Summary of the costs and benefits of Investments in occupational safety and health (OSH) (Exploratory opinion at the request of the Finnish Presidency)

EESC opinion: Summary of the costs and benefits of Investments in occupational safety and health (OSH) (Exploratory opinion at the request of the Finnish Presidency)

Key points

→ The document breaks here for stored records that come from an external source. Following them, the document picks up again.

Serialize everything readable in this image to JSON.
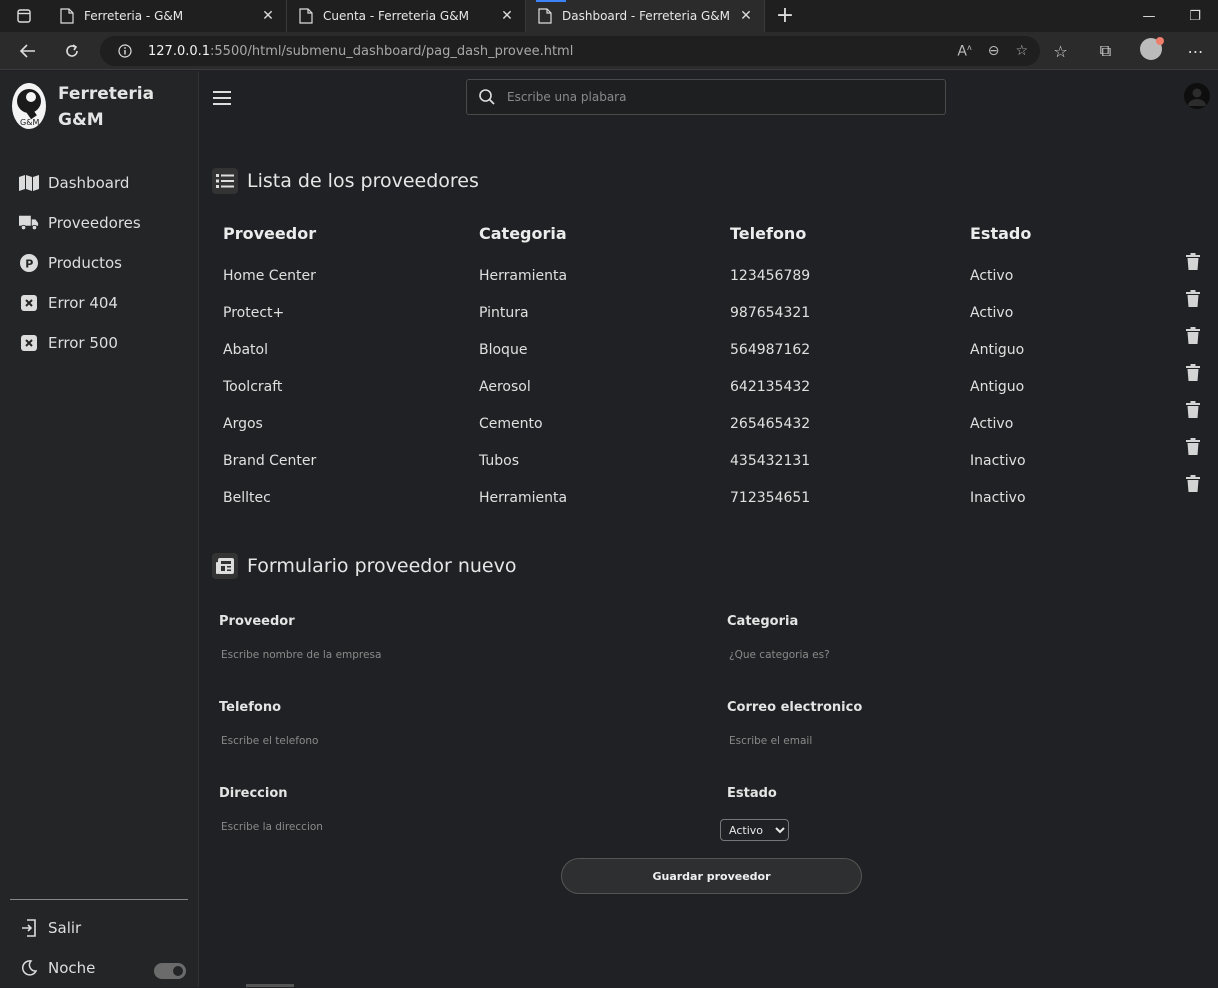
{
  "browser": {
    "tabs": [
      {
        "title": "Ferreteria - G&M",
        "active": false
      },
      {
        "title": "Cuenta - Ferreteria G&M",
        "active": false
      },
      {
        "title": "Dashboard - Ferreteria G&M",
        "active": true
      }
    ],
    "url_host": "127.0.0.1",
    "url_rest": ":5500/html/submenu_dashboard/pag_dash_provee.html",
    "new_tab": "+",
    "close_glyph": "✕"
  },
  "sidebar": {
    "brand": "Ferreteria G&M",
    "items": [
      {
        "label": "Dashboard",
        "icon": "map-icon"
      },
      {
        "label": "Proveedores",
        "icon": "truck-icon"
      },
      {
        "label": "Productos",
        "icon": "product-icon"
      },
      {
        "label": "Error 404",
        "icon": "error-icon"
      },
      {
        "label": "Error 500",
        "icon": "error-icon"
      }
    ],
    "logout": "Salir",
    "night": "Noche",
    "night_mode_on": true
  },
  "header": {
    "search_placeholder": "Escribe una plabara"
  },
  "list": {
    "title": "Lista de los proveedores",
    "columns": [
      "Proveedor",
      "Categoria",
      "Telefono",
      "Estado"
    ],
    "rows": [
      [
        "Home Center",
        "Herramienta",
        "123456789",
        "Activo"
      ],
      [
        "Protect+",
        "Pintura",
        "987654321",
        "Activo"
      ],
      [
        "Abatol",
        "Bloque",
        "564987162",
        "Antiguo"
      ],
      [
        "Toolcraft",
        "Aerosol",
        "642135432",
        "Antiguo"
      ],
      [
        "Argos",
        "Cemento",
        "265465432",
        "Activo"
      ],
      [
        "Brand Center",
        "Tubos",
        "435432131",
        "Inactivo"
      ],
      [
        "Belltec",
        "Herramienta",
        "712354651",
        "Inactivo"
      ]
    ]
  },
  "form": {
    "title": "Formulario proveedor nuevo",
    "proveedor_label": "Proveedor",
    "proveedor_placeholder": "Escribe nombre de la empresa",
    "categoria_label": "Categoria",
    "categoria_placeholder": "¿Que categoria es?",
    "telefono_label": "Telefono",
    "telefono_placeholder": "Escribe el telefono",
    "correo_label": "Correo electronico",
    "correo_placeholder": "Escribe el email",
    "direccion_label": "Direccion",
    "direccion_placeholder": "Escribe la direccion",
    "estado_label": "Estado",
    "estado_value": "Activo",
    "save_label": "Guardar proveedor"
  }
}
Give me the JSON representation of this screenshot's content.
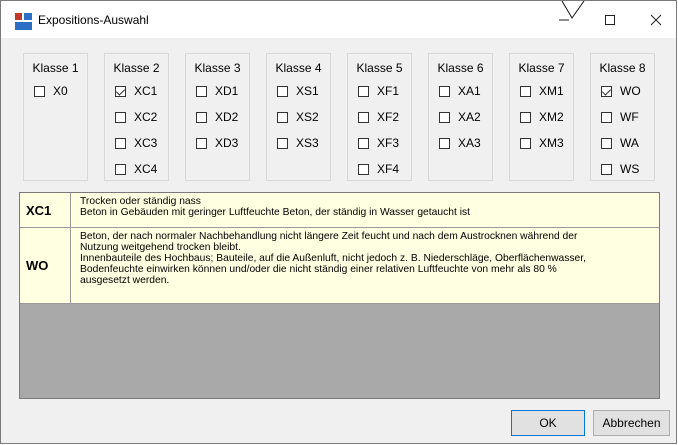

  • This opinion identifies new challenges in the area of Occupational Safety and Health (OSH), such as job quality, equality, digitalisation and climate change.
  • The EESC stresses the important role played by the social partners and civil society organisations in developing and implementing sustainable OSH policies.
  • Investments in OSH contribute not only to enhanced wellbeing for workers and entrepreneurs but also to high returns, particularly in terms of cost reduction, greater productivity and sustainability of social security systems.
  • The EESC calls for more public and private investment in OSH and more financial incentives for companies investing in OSH. Public investments should be tailored to the needs of labour market actors, with a particular focus on Small and Medium-sized Enterprises.
  • The EESC calls for a holistic approach to investment in OSH. Special attention should be given to topics such as psychosocial risks, musculoskeletal disorders, circulatory diseases, cancer and mental health.
  • The EESC calls for more comprehensive studies to better understand the benefits of investment in OSH.  It also calls on Member States to improve transparency when sharing statistical information on work-related diseases and to promote the exchange of good practices.
  • Investments in OSH should be approached from the perspective of job quality. Standard working conditions provide the best prevention of psychosocial risks, thus leading to enhanced wellbeing and higher productivity.
  • The EESC is concerned that access to OSH and thus the benefits of OSH investment are not evenly distributed throughout the EU Member States. Initiatives should take into account dimensions such as gender, ethnicity, age and disability and link the OSH strategy to the debate on equality.
  • The process of digitalisation could bring many positive developments in the area of OSH but the EESC is concerned that some new types of work created by digitalisation could fall outside the scope of OSH regulations. All working people in the EU should be protected by OSH legislation.
  • The EESC underlines that OSH not only provides benefits for the EU economy but is also a fundamental labour right. Promoting OSH standards should also cover countries with which the EU has ratified trade agreements or other forms of cooperation, such as with countries of the Eastern Partnership or the Southern Neighbourhood.